Editor’s Note: In September 2020, Rotary formed a task force charged with assessing the current status of diversity, equity, and inclusion (DEI) in Rotary and shaping a comprehensive action plan to help us further value and live those principles throughout the organization. This is the latest in a series of blog posts from DEI Task Force members reflecting on their work on the committee and why it is critical for the organization.
Sunghee Nam received her doctorate in Education from Yeungnam University in 2001 and is currently the president of Daegu Health College. She is a founding member and past president of the Rotary Club of Daegu-Sooryeon and has held various leadership positions at both the club and district level. She is currently RI President’s Representative for District 3610. Read her full bio
Q. In 2005-06, you became the first female district governor in Korea, serving District 3700. Can you talk about your path to get there?
Sunghee Nam: I joined Rotary in 1998 and attended the district conference a few months later.
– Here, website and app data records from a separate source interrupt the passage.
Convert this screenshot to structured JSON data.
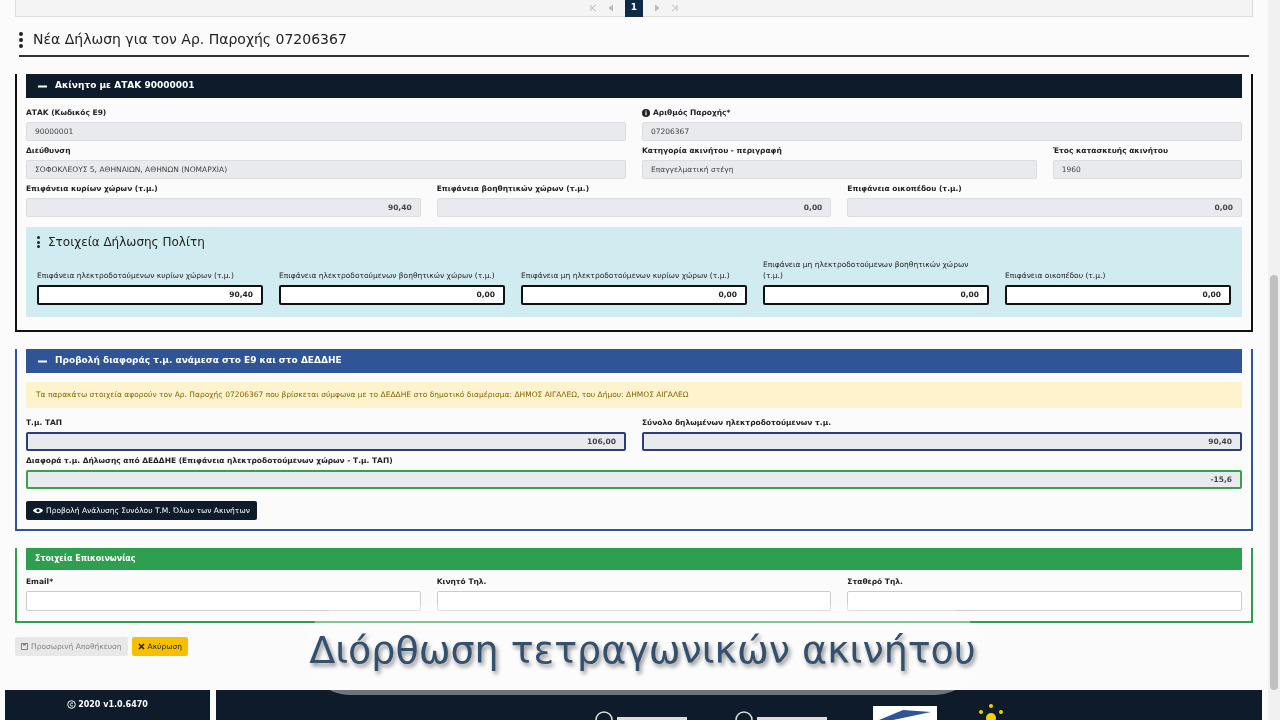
{
  "pagination": {
    "pages": [
      {
        "label": "1",
        "selected": true
      }
    ]
  },
  "title": "Νέα Δήλωση για τον Αρ. Παροχής 07206367",
  "property_section": {
    "header": "Ακίνητο με ΑΤΑΚ 90000001",
    "expanded": true,
    "fields": [
      {
        "label": "ΑΤΑΚ (Κωδικός Ε9)",
        "value": "90000001"
      },
      {
        "label": "Αριθμός Παροχής*",
        "value": "07206367",
        "info": true
      },
      {
        "label": "Διεύθυνση",
        "value": "ΣΟΦΟΚΛΕΟΥΣ  5, ΑΘΗΝΑΙΩΝ, ΑΘΗΝΩΝ (ΝΟΜΑΡΧΙΑ)"
      },
      {
        "label": "Κατηγορία ακινήτου - περιγραφή",
        "value": "Επαγγελματική στέγη"
      },
      {
        "label": "Έτος κατασκευής ακινήτου",
        "value": "1960"
      },
      {
        "label": "Επιφάνεια κυρίων χώρων (τ.μ.)",
        "value": "90,40"
      },
      {
        "label": "Επιφάνεια βοηθητικών χώρων (τ.μ.)",
        "value": "0,00"
      },
      {
        "label": "Επιφάνεια οικοπέδου (τ.μ.)",
        "value": "0,00"
      }
    ],
    "citizen": {
      "title": "Στοιχεία Δήλωσης Πολίτη",
      "fields": [
        {
          "label": "Επιφάνεια ηλεκτροδοτούμενων κυρίων χώρων (τ.μ.)",
          "value": "90,40"
        },
        {
          "label": "Επιφάνεια ηλεκτροδοτούμενων βοηθητικών χώρων (τ.μ.)",
          "value": "0,00"
        },
        {
          "label": "Επιφάνεια μη ηλεκτροδοτούμενων κυρίων χώρων (τ.μ.)",
          "value": "0,00"
        },
        {
          "label": "Επιφάνεια μη ηλεκτροδοτούμενων βοηθητικών χώρων (τ.μ.)",
          "value": "0,00"
        },
        {
          "label": "Επιφάνεια οικοπέδου (τ.μ.)",
          "value": "0,00"
        }
      ]
    }
  },
  "difference_section": {
    "header": "Προβολή διαφοράς τ.μ. ανάμεσα στο Ε9 και στο ΔΕΔΔΗΕ",
    "expanded": true,
    "notice": "Τα παρακάτω στοιχεία αφορούν τον Αρ. Παροχής 07206367 που βρίσκεται σύμφωνα με το ΔΕΔΔΗΕ στο δημοτικό διαμέρισμα: ΔΗΜΟΣ ΑΙΓΑΛΕΩ, του Δήμου: ΔΗΜΟΣ ΑΙΓΑΛΕΩ",
    "fields": [
      {
        "label": "Τ.μ. ΤΑΠ",
        "value": "106,00",
        "color": "#2a3f7a"
      },
      {
        "label": "Σύνολο δηλωμένων ηλεκτροδοτούμενων τ.μ.",
        "value": "90,40",
        "color": "#2a3f7a"
      },
      {
        "label": "Διαφορά τ.μ. Δήλωσης από ΔΕΔΔΗΕ (Επιφάνεια ηλεκτροδοτούμενων χώρων - Τ.μ. ΤΑΠ)",
        "value": "-15,6",
        "color": "#3aa04a"
      }
    ],
    "button": "Προβολή Ανάλυσης Συνόλου Τ.Μ. Όλων των Ακινήτων"
  },
  "contact_section": {
    "header": "Στοιχεία Επικοινωνίας",
    "fields": [
      {
        "label": "Email*"
      },
      {
        "label": "Κινητό Τηλ."
      },
      {
        "label": "Σταθερό Τηλ."
      }
    ]
  },
  "actions": [
    {
      "label": "Προσωρινή Αποθήκευση",
      "kind": "secondary",
      "disabled": true
    },
    {
      "label": "Ακύρωση",
      "kind": "warning",
      "disabled": false
    }
  ],
  "footer": {
    "copyright": "2020 v1.0.6470"
  },
  "caption": "Διόρθωση τετραγωνικών ακινήτου"
}
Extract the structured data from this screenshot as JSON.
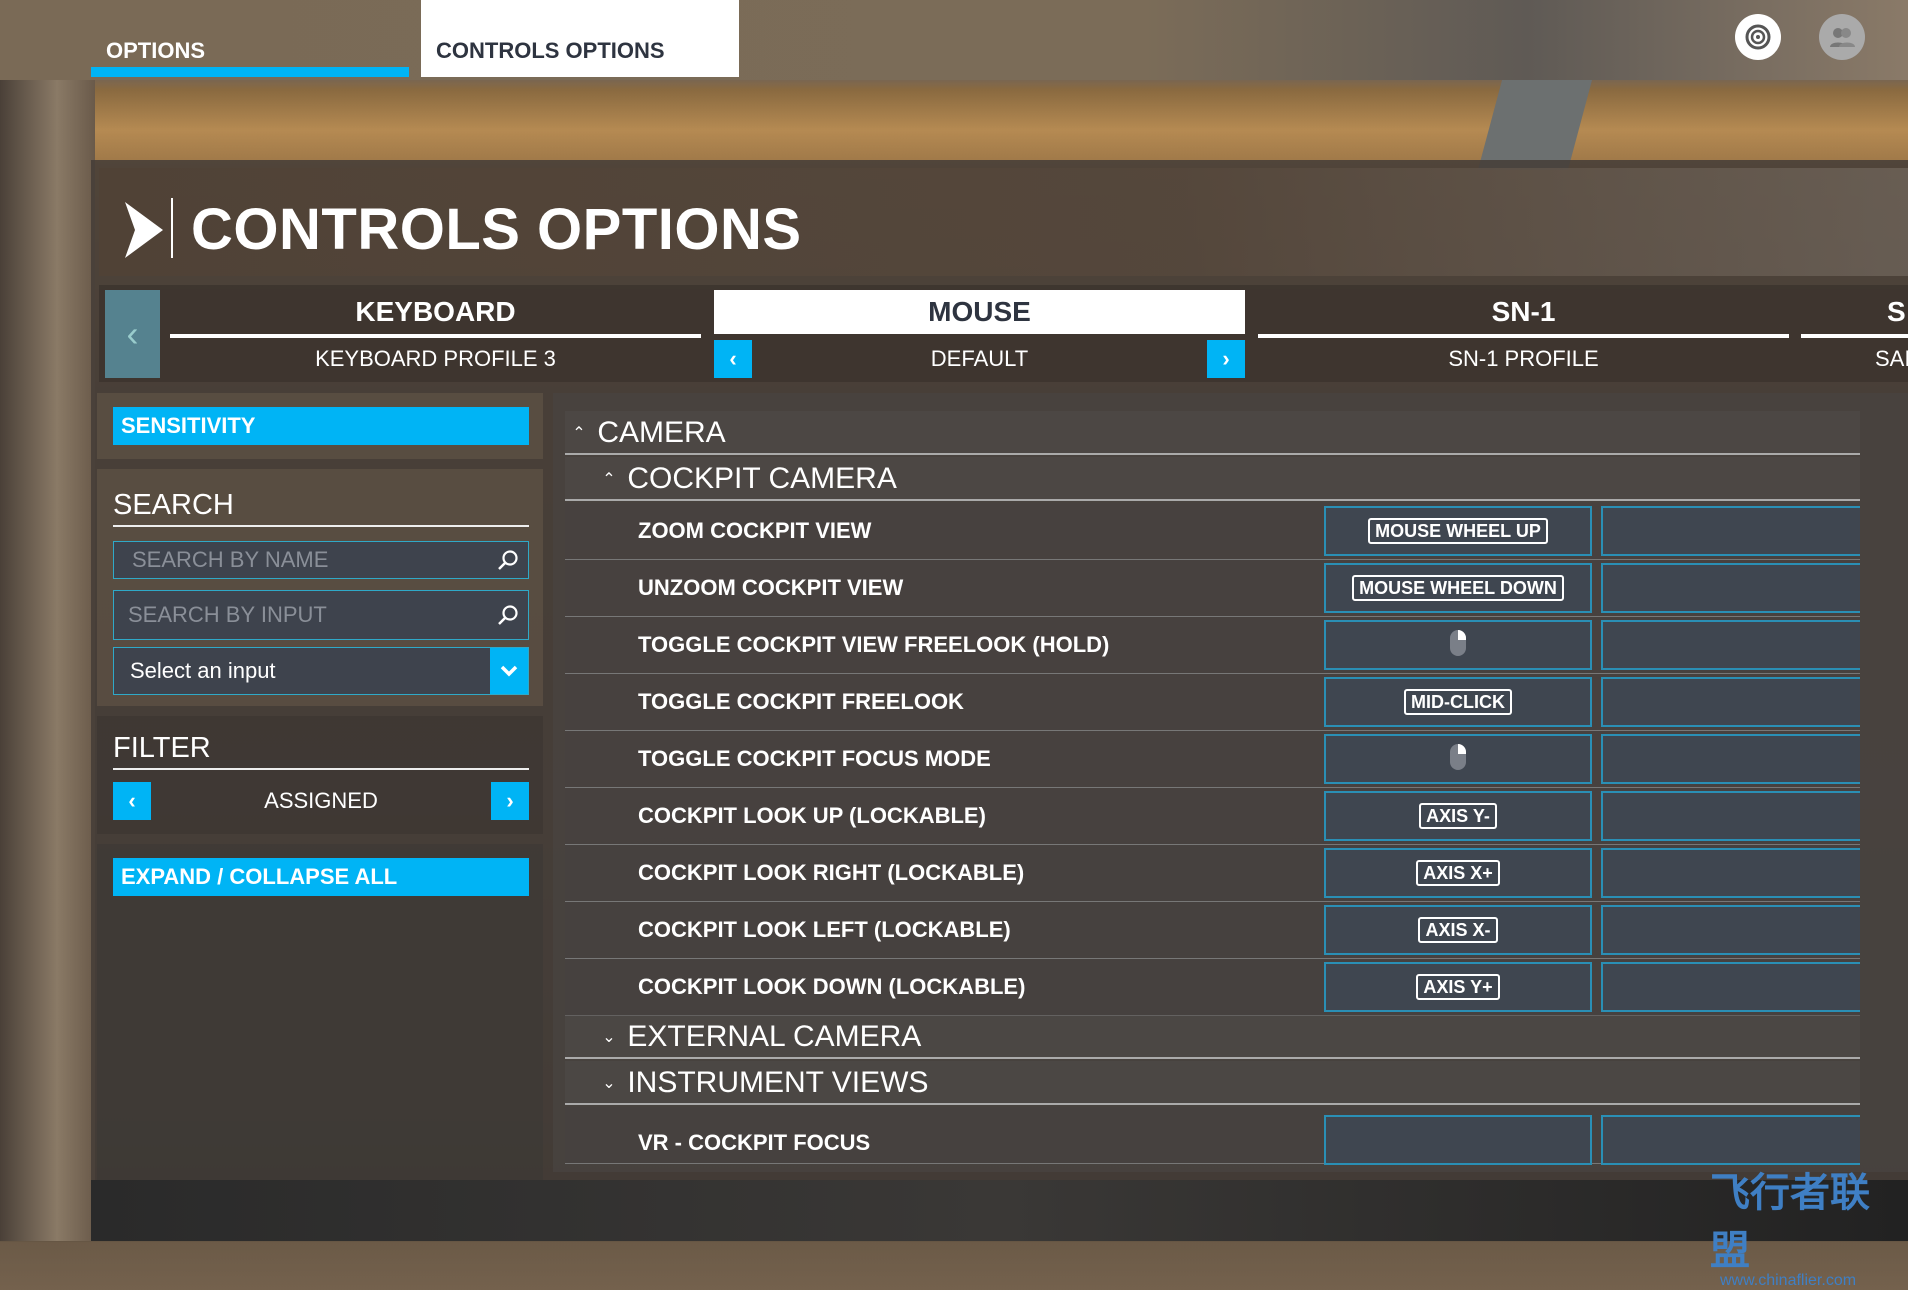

That year’s district governor was former RI Director Chang-gon Lim. He received a standing ovation whenever he got up to speak, and it made me think about the respect he was given because he was willing to serve others for a year at the expense of everything else. I decided I wanted to be district governor someday.
I began to work hard in Rotary, serving as club president twice. We increased our membership and giving to The Rotary Foundation and received recognition as an outstanding club. When the process began to elect a governor for 2004-05, I felt it would be ideal to have the first female district governor in Korea’s history during Rotary’s 100th anniversary. I spoke to leaders in my district, and they agreed. But they also felt it was important to build consensus across districts in Korea. Many of the other governors were in their 70s, and as I was in my 40s, they felt the timing wasn’t right.
But a year later, I was nominated for governor. Although I was disappointed not to serve during the centennial, I made it my motto that we were beginning the next 100 years with an increase of women in leadership.
Q: How has your example inspired other women to seek leadership positions in Korea?
Sunghee Nam: A month or two after I was nominated as governor, another woman was also nominated as governor in District 3690. Suddenly, Rotary had two women governors in Korea. Each district began to form active women’s committees. I was invited to training programs and traveled all over the country giving speeches.
I knew it was important to take the right steps because as the first Korean woman governor, I would be viewed as a role model. I worked hard and later served as a training leader for the International Assembly. I continued to donate thousands every year to the Foundation.
When I visited our sister district in Japan, people were surprised to learn I was governor. Even now, women make up only about 6% of membership in Japan. But in 2007-08, Japan had its first female district governor, and I believe that decision was influenced by the fact that Korea had nominated female district governors.
Q: You are a member of RI’s DEI Task Force. How does DEI help women in Rotary?
Sunghee Nam: DEI is about recognizing and respecting differences and treating everyone with dignity and respect, allowing everyone’s voices to be heard, and providing equitable opportunities for fellowship, service, and leadership. Rotary has emphasized DEI and created a code of conduct to help women – and others in Rotary – feel comfortable within an environment that is collaborative, positive, and healthy for everyone.
When I became governor in my late 40s, most district leaders were in their 70s. When they met me at meetings, they just called me by my full name like I was their daughter. I didn’t feel comfortable, but it was hard for me to raise my voice. With DEI, we are striving to create an environment where everyone, regardless of gender or age, feels comfortable speaking up.
Q: What have you valued most about your service in Rotary?
Sunghee Nam: I often say that the two best decisions I have made in life are the decision to have children and the decision to join Rotary. The fact that someone I love will continue to live on this planet makes a big difference in my life and gives me increased motivation to make the world a better place.
For society to work well, altruistic actions are needed. Rotary is the driving force for people to do unselfish acts around the world and in their communities. We spend our money, time, and energy doing something for other people and for society.
In Rotary, I have helped solve problems and resolve conflicts. I have met people from all walks of life. My world has expanded and I have learned a lot.
Learn more about Rotary’s Diversity, Equity, and Inclusion statement and meet other members of the task force. Join us for the premier broadcast of the Rotary People of Action Champions of Inclusion gala on Saturday, 10 June 2023, at 10:00 a.m. (CST Chicago time) featuring the inspiring stories of our six honorees and other Diversity, Equity, and Inclusion (DEI) thought leaders. Subscribe to our YouTube channel for updates.
Thank you, Sunghee Nam, for stepping boldly into this position. Women Rotarians
Pingback: Korea’s first female district governor speaks about women in leadership - Rotary Club of Medford Oregon